The spine is a highly complex mechanism of bones, joints, muscles, ligaments, and nerves that work together in a beautifully integrated way. It bears the weight of our body and supports our arm and leg movement. It protects the spinal cord and nerves that connect our brain to every other part of our body, and contributes significantly to balance and coordination. Like links in a chain, each vertebral segment of the spine moves in relation to the segments above and below. Yet, an imbalance in this complex mechanism of spine function results in spine pain.
According to the CDC, 80% of us will have back pain during our lifetime, and 20% of the population currently has back pain. In fact, back pain alone is the second most common reason for a visit to the doctor’s office. (Upper respiratory infection is the most common reason.) One’s first episode of back pain is equally likely to occur at any age from early teens to early 40’s, and 80-90% will have a recurrent episode. Like back pain, neck pain is also a significant health problem. Every year, 14% of working adults are limited by neck pain, and up to 85% will have chronic or recurrent symptoms. Obviously, spine pain in general is a serious problem. The good news is that new research is providing more effective treatment strategies and prevention opportunities.
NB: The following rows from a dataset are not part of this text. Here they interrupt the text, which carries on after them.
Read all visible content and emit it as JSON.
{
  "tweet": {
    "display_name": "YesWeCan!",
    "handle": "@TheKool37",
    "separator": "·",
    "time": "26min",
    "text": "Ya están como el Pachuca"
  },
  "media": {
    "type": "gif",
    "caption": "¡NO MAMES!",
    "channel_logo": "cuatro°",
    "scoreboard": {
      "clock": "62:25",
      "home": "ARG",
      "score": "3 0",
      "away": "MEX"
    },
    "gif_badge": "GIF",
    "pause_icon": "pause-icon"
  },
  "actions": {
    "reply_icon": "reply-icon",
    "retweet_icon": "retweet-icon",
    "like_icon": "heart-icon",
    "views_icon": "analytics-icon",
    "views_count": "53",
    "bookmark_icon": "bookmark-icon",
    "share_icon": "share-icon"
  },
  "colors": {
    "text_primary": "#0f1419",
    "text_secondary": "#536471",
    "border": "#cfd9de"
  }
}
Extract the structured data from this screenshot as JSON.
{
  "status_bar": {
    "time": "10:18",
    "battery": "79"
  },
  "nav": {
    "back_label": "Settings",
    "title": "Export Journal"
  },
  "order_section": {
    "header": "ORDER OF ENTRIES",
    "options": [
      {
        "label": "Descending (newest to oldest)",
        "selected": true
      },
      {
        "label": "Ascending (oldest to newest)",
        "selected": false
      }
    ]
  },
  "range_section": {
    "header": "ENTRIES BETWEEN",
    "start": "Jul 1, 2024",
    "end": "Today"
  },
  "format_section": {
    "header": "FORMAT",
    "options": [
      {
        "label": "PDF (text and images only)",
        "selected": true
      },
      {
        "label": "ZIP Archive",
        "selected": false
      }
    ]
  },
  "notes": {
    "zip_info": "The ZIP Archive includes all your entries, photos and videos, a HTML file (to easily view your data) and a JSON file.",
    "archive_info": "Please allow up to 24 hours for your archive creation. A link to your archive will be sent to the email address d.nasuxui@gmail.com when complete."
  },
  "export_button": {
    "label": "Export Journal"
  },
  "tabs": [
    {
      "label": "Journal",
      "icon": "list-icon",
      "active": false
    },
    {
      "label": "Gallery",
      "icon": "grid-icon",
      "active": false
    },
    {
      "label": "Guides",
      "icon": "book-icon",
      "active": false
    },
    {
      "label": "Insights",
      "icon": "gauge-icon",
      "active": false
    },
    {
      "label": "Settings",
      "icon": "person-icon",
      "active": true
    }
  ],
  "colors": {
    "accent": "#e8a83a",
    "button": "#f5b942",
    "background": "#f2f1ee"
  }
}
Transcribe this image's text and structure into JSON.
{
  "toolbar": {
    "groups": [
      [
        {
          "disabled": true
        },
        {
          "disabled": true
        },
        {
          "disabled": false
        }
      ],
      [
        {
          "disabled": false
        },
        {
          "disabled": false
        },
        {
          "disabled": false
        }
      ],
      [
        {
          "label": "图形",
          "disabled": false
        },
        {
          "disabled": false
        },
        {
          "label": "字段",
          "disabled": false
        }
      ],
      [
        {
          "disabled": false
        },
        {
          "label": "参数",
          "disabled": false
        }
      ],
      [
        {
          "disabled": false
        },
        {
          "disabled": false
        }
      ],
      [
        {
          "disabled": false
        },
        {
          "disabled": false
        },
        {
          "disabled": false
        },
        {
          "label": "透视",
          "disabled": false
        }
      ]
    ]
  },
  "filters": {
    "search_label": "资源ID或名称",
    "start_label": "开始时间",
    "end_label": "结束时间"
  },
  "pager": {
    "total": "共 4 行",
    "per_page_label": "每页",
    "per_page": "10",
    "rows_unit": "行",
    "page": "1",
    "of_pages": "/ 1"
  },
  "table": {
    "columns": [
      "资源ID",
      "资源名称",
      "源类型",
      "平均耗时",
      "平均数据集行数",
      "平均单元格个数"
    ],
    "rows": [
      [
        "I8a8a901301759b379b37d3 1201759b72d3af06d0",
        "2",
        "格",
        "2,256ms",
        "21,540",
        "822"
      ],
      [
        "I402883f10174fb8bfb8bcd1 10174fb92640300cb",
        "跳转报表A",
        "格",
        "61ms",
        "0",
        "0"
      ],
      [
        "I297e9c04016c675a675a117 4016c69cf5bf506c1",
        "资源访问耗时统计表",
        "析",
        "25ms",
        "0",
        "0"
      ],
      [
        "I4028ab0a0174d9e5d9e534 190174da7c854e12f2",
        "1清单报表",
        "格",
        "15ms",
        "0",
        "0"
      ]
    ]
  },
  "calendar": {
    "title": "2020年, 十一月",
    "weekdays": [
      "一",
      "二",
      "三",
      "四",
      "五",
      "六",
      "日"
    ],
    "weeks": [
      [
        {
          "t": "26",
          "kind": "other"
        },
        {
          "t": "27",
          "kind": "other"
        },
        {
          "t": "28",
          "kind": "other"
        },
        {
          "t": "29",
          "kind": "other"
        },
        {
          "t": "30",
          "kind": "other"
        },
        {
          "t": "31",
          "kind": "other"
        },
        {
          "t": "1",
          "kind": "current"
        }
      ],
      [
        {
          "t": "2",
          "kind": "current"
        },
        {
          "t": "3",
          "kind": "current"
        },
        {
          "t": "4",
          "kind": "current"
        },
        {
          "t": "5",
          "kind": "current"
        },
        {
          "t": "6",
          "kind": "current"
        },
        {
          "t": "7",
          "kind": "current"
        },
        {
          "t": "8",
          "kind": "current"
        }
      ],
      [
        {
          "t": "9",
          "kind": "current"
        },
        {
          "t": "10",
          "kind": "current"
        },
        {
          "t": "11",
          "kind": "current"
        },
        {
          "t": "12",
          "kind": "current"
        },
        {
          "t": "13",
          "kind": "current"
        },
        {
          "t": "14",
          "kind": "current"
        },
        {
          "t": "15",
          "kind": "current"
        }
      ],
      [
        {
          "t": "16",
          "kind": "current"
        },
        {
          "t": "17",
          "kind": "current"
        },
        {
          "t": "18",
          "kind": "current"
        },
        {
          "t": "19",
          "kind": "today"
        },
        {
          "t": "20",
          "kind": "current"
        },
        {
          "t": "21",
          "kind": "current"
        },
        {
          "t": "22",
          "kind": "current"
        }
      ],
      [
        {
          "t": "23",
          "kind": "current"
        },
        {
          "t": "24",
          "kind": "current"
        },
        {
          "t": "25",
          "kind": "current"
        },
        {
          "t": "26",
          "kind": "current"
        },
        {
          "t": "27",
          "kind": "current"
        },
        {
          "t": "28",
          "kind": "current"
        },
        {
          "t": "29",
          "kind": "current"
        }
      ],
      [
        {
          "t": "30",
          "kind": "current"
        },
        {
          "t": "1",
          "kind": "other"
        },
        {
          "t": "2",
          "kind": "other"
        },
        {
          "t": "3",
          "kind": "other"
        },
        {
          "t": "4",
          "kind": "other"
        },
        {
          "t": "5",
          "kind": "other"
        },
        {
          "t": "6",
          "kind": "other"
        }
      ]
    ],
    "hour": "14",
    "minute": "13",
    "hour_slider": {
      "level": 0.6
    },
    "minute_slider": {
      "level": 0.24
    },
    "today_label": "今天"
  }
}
What causes spine pain?
The vast majority of spine pain is not caused by fractures, tumors, or other deteriorating disease, but by mechanical spine problems. Sprained ligaments, strained muscles, ruptured discs, pinched nerves, and swollen joints are considered mechanical spine problems. These injuries cause further changes as the joints become stuck, the supporting muscles weaken, and the nerves become further sensitive to pain. This cascade of problems is a major contributor to the above detailed high pain episode recurrence rate.
An initial injury may occur during falls or car accidents, or the injury may result from something as small as a sneeze. Often an episode of pain begins with something small, as someone bends to pick up a pencil. Additionally, repeated microscopic traumas, such as repetitive movement, inactivity, or poor posture, will summate over time to cause a mechanical alteration.
Does spine pain resolve by itself?
In the past, doctors believed that mechanical neck and back pain heals with pain medication and bed rest. However, we now know that when untreated, back pain recurs in episodes. The pain continues to affect people long after it began, and there is a risk of more significant disability when the initial episodes last for more than 30 days. Additionally, sometimes the way the pain signals are sent through the body can become disordered. Even after the injured back has healed or is inactive, the pain signals are still sent to the brain. It is like a memory loop of pain that is constantly being replayed.
What are the best treatment options?
The cycle of dysfunction (see diagram) can be addressed in several different ways. Recent scientific investigations show that a single type of treatment is not nearly as effective as an integrated treatment plan. The benefit of an integrated treatment plan is the application of the correct therapy at the correct time. Over the past decade, researchers have investigated the effectiveness of spinal manipulation, rehabilitative exercises, anti-inflammatory methods, and advice to stay active. While some individuals can be successful with any single treatment, research indicates that spinal manipulation may be more effective than advice and medication alone. Also, spinal manipulation in conjunction with rehabilitative exercise is most beneficial for persistent mechanical neck pain with or without headache. Oral anti-inflammatory medication can be a useful, short-term treatment to minimize pain and inflammation. Additionally, research has shown that a pinched nerve resulting in difficult arm or leg pain may respond well to a course of both manipulation and injection of medication into the area of mechanical dysfunction. There is certainly a shift in the management of spine pain toward using multiple therapies at specific times through the treatment plan. Following the best evidence will result in better patient satisfaction, improved outcomes, and less cost.
What is spine manipulation?
Spine manipulation restores mobility at specific joints in the spine by manually applying a controlled force into joints that have become restricted in their movement. As previously discussed, mechanical dysfunction of a spine joint results in an imbalance of motion. The muscles and nerves always are affected by joint motion restriction. A course of several manipulations safely increases the motion of a previously restricted spine joint and balances the motion of the spine.
It is clear that neck and back pain are very prevalent in our society. Many do not seek treatment, thinking that pain is a fact of life or that pain is normal. Yet the pain limits activity and can result in significant disability. Given the successes of an integrated treatment approach for mechanical spine pain, many are adopting a proactive attitude toward their spine health.